> _Description of the task_:
In full and without alteration, print the entries that follow.
----
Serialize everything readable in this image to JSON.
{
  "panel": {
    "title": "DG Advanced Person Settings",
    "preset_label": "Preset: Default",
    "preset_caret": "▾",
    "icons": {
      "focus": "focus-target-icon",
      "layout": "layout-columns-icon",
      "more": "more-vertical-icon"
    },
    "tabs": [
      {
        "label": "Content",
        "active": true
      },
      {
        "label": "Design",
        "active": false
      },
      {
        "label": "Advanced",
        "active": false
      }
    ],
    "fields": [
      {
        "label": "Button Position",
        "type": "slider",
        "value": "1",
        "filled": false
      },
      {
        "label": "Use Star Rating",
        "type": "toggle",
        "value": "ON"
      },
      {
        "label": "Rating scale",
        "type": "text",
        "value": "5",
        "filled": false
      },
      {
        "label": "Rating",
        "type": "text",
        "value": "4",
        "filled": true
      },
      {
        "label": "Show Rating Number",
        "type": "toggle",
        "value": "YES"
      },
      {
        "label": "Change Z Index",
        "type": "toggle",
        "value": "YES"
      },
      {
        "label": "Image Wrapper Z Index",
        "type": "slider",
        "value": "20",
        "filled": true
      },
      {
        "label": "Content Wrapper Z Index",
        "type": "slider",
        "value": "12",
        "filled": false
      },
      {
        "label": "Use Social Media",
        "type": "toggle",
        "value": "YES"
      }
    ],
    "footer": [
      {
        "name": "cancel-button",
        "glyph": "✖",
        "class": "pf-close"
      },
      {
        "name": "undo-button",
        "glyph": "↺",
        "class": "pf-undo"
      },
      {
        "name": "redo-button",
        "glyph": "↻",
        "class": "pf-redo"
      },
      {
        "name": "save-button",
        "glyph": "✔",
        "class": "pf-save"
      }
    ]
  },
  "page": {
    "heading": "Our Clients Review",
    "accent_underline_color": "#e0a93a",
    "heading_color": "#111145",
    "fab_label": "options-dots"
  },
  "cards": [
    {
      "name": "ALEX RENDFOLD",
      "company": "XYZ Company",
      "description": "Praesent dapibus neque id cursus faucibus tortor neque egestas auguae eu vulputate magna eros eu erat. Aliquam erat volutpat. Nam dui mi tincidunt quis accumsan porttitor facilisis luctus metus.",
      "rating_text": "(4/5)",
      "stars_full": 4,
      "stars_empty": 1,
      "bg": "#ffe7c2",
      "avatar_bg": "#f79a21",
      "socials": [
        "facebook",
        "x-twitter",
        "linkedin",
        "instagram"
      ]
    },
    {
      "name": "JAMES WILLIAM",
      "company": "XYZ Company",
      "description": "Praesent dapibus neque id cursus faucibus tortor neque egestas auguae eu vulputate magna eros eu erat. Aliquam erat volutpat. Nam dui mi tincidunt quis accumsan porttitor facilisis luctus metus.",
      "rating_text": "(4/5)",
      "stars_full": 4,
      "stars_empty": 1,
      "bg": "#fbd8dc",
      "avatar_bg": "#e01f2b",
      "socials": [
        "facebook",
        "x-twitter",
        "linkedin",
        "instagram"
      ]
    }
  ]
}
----
> _Answer to the problem_:
Serialize everything readable in this image to JSON.
{
  "panel": {
    "title": "DG Advanced Person Settings",
    "preset_label": "Preset: Default",
    "preset_caret": "▾",
    "icons": {
      "focus": "focus-target-icon",
      "layout": "layout-columns-icon",
      "more": "more-vertical-icon"
    },
    "tabs": [
      {
        "label": "Content",
        "active": true
      },
      {
        "label": "Design",
        "active": false
      },
      {
        "label": "Advanced",
        "active": false
      }
    ],
    "fields": [
      {
        "label": "Button Position",
        "type": "slider",
        "value": "1",
        "filled": false
      },
      {
        "label": "Use Star Rating",
        "type": "toggle",
        "value": "ON"
      },
      {
        "label": "Rating scale",
        "type": "text",
        "value": "5",
        "filled": false
      },
      {
        "label": "Rating",
        "type": "text",
        "value": "4",
        "filled": true
      },
      {
        "label": "Show Rating Number",
        "type": "toggle",
        "value": "YES"
      },
      {
        "label": "Change Z Index",
        "type": "toggle",
        "value": "YES"
      },
      {
        "label": "Image Wrapper Z Index",
        "type": "slider",
        "value": "20",
        "filled": true
      },
      {
        "label": "Content Wrapper Z Index",
        "type": "slider",
        "value": "12",
        "filled": false
      },
      {
        "label": "Use Social Media",
        "type": "toggle",
        "value": "YES"
      }
    ],
    "footer": [
      {
        "name": "cancel-button",
        "glyph": "✖",
        "class": "pf-close"
      },
      {
        "name": "undo-button",
        "glyph": "↺",
        "class": "pf-undo"
      },
      {
        "name": "redo-button",
        "glyph": "↻",
        "class": "pf-redo"
      },
      {
        "name": "save-button",
        "glyph": "✔",
        "class": "pf-save"
      }
    ]
  },
  "page": {
    "heading": "Our Clients Review",
    "accent_underline_color": "#e0a93a",
    "heading_color": "#111145",
    "fab_label": "options-dots"
  },
  "cards": [
    {
      "name": "ALEX RENDFOLD",
      "company": "XYZ Company",
      "description": "Praesent dapibus neque id cursus faucibus tortor neque egestas auguae eu vulputate magna eros eu erat. Aliquam erat volutpat. Nam dui mi tincidunt quis accumsan porttitor facilisis luctus metus.",
      "rating_text": "(4/5)",
      "stars_full": 4,
      "stars_empty": 1,
      "bg": "#ffe7c2",
      "avatar_bg": "#f79a21",
      "socials": [
        "facebook",
        "x-twitter",
        "linkedin",
        "instagram"
      ]
    },
    {
      "name": "JAMES WILLIAM",
      "company": "XYZ Company",
      "description": "Praesent dapibus neque id cursus faucibus tortor neque egestas auguae eu vulputate magna eros eu erat. Aliquam erat volutpat. Nam dui mi tincidunt quis accumsan porttitor facilisis luctus metus.",
      "rating_text": "(4/5)",
      "stars_full": 4,
      "stars_empty": 1,
      "bg": "#fbd8dc",
      "avatar_bg": "#e01f2b",
      "socials": [
        "facebook",
        "x-twitter",
        "linkedin",
        "instagram"
      ]
    }
  ]
}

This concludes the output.